ABOUT 70 dogs strutted down the streets near the Bangsar Village I shopping centre on Saturday to promote animal welfare in conjunction with the World Animal Day celebration.
At the event organised by animal shelter Furry Friends Farm (FFF), pet owners learnt about responsible pet ownership.
Joining in the fun was FFF’s second ambassador, Jojo, which was abandoned when his owner’s carelessness caused him to lose his left front limb.
The day-long event kicked off with an educational talk.

Rare sight: Dogs and their owners taking part in the dog walk around Bangsar Village.

Pet owners were also taught the proper way to clean up their dog’s stools throughout the programme and plastic bags, old newspapers and toilet rolls were provided for the purpose.
The highlight of the day was a dog walk with three Dr Dogs leading a procession comprising dogs from FFF that were up for adoption as well as those owned by members of the public.

The Dr Dogs €” Dr Babe, Dr Kylie and Dr Sugar €” regularly visit children’s and old folks’ homes as part of an animal-assisted therapy programme.

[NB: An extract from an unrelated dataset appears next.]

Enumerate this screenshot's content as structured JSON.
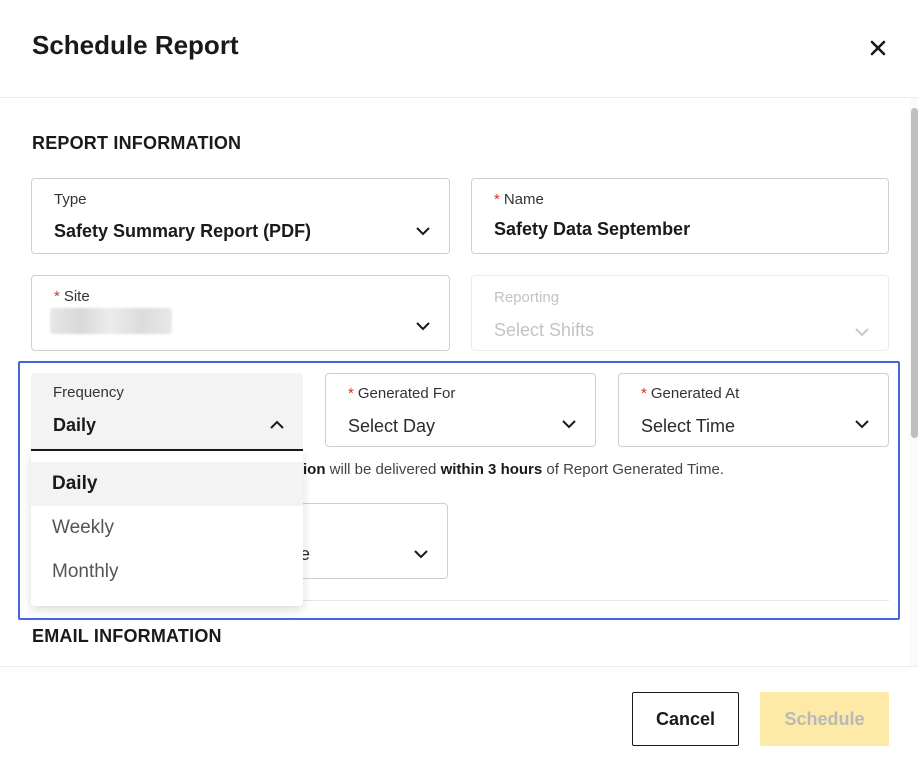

They were selected through stringent examination procedures.
“The dog walk was organised to highlight the century-old bond between man and animals and to celebrate the beauty of all God’s creatures,” said FFF founder Sabrina Yeap. “Sometimes, the media highlight a story of someone bitten by a dog. The truth is that dogs do not attack people without reason.

“In almost all cases, the dog had been provoked by children who threw stones,” said Yeap, who was an animal inspector for several years.

The programmes continued with a demonstration of the Dr Dog examination procedure, adoption campaign, children’s art contest as well as violin recital by Dennis Lau.
Sponsors and professionals of the industry were also present to give tips on pet grooming and dietary programmes.

World Animal Day was started in 1931 at a convention of ecologists in Florence as a way of highlighting the plight of endangered species.

Oct 4 was chosen as World Animal Day as it is the Feast Day of St Francis of Assisi, the patron saint of animals.

Friday, October 3, 2008

World Animal Day @ Bangsar Village